What McCaskill so smugly admits is in the same category as false flag tactics, in which a group attacks itself in an offensive way using agents pretending to represent the opposition. It’s a lie. I can prove it’s a lie: Would McCaskill’s tactic with her “dog whistle” ads have worked if the public knew that her attacks on Akin were actually intended to advance his candidacy? Of course not: their success depended on the perception that McCaskill’s campaign didn’t want Akin to run against her. The fact that the ads’ attacks on Akin expressed their truthful opinion of him doesn’t make the ads honest, it makes them misleading and deceitful. Deceit is just a kind of lie that uses the literal truth to deceive, and is popular among unethical politicians. It is Bill Clinton’s native tongue, for example.
Both parties engage in these dirty tricks, but I have never seen the successful candidate boast about them. That’s a new low, and the low was already well below sea level. Rush Limbaugh urged his listeners to vote for Barack Obama in the Democratic primaries because he thought Hilllary would be the more formidable candidate. Cheating. Democrats spent money to keep Ralph Nader off as many state ballots as they could. Cheating. Both parties were accused of running undercover third party candidacies in local elections to split the votes of the opposing party. Cheating. Both parties used mysterious and apparently unaffiliated groups to run offensive ads against their own candidates. Cheating.
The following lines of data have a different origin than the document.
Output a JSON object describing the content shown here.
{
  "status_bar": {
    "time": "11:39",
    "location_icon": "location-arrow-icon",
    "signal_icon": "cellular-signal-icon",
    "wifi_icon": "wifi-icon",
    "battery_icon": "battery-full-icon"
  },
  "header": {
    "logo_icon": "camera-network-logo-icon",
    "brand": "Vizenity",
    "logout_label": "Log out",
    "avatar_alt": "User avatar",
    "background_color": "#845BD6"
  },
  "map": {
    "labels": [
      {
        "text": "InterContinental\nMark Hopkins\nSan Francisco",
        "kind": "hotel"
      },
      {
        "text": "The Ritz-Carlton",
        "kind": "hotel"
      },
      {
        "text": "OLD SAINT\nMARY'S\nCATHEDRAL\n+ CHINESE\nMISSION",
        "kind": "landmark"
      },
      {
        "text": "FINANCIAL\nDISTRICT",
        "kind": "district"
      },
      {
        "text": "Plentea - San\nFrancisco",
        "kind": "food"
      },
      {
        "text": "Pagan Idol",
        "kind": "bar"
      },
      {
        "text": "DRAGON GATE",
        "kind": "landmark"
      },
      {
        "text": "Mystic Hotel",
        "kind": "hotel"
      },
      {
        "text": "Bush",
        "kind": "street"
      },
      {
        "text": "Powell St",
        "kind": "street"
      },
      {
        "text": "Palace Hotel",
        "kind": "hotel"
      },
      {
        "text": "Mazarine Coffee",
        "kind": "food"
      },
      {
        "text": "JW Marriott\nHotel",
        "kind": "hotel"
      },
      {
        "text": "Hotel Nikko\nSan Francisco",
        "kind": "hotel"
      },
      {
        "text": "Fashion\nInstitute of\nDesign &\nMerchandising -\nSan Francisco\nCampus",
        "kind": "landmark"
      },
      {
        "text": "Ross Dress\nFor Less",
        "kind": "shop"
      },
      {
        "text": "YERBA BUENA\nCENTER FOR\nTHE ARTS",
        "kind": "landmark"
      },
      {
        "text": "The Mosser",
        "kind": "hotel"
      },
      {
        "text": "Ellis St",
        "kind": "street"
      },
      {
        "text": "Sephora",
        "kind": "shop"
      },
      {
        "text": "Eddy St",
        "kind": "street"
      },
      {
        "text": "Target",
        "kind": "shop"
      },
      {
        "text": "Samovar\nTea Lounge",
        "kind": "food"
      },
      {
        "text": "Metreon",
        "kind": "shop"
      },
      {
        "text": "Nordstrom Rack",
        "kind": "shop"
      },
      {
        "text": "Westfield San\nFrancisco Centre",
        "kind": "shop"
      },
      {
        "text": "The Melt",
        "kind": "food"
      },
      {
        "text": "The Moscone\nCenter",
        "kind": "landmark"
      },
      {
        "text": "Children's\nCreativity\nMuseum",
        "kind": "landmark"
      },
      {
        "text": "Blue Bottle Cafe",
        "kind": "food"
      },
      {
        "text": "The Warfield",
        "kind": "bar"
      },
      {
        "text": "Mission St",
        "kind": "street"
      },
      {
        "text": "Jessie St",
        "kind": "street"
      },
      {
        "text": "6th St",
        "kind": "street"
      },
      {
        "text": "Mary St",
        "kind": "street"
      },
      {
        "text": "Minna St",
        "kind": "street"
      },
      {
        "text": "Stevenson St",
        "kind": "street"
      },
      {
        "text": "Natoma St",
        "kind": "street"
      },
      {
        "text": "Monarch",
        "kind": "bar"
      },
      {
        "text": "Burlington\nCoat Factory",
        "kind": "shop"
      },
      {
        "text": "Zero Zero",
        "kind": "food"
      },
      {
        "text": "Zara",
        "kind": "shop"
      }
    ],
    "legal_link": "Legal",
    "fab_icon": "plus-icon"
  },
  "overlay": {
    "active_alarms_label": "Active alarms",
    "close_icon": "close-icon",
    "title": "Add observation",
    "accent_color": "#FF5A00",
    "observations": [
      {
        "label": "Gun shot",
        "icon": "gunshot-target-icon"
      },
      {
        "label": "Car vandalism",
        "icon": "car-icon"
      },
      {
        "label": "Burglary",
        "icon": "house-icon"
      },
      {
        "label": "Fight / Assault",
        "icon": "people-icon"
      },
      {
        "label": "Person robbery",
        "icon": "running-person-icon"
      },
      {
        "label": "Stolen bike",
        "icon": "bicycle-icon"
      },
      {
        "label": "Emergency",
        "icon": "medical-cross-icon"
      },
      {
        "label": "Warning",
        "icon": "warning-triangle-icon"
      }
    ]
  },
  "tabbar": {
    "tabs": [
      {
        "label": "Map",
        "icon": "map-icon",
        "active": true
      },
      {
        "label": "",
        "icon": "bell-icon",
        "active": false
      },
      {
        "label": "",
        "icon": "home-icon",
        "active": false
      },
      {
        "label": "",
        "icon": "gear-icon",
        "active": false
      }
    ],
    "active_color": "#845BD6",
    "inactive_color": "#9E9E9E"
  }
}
This is Saul Alinsky territory, and it is totalitarian in origin, the embodiment of “by any means necessary.”
When Richard Nixon’s team of dirty tricksters pulled these kind of things, as when they sabotaged Edmund Muskie’s campaign—Nixon wanted McGovern to run, of course— by using the forged “Canuck” letter, it was widely condemned by both parties and the news media as symptomatic of the vile ethics vacuum that eventually produced Watergate. Now a Democratic Senator is publicly boasting about a strategem from the same Stygian depths. “I won, didn’t I?”
This is simple and obvious to decent and honest people, but to unethical ficks like McCaskill, Reid, Limbaugh and others (but remember, Rush is just a paid loud mouth, not a U.S. Senator), it isn’t. Let the other party choose its candidate without outside interference. As an American, you should want the strongest and most competitive ballot choices, not the most lopsided. As a candidate, you should want to win by showing that you have strong policy positions, good character and, skill at governing, not just that you are superior to a pathetic boob you tricked the opposing party into nominating “so you could beat him.”
I don’t know if McCaskill’s confession means that the Democrats’ ethics rot has progressed further than the Republican equivilent. I do know that she has proven herself to be an unworthy and untrustworthy leader who does have sufficient respect for the democratic process, and that her party has no problem with that.
Res ipsa loquitur.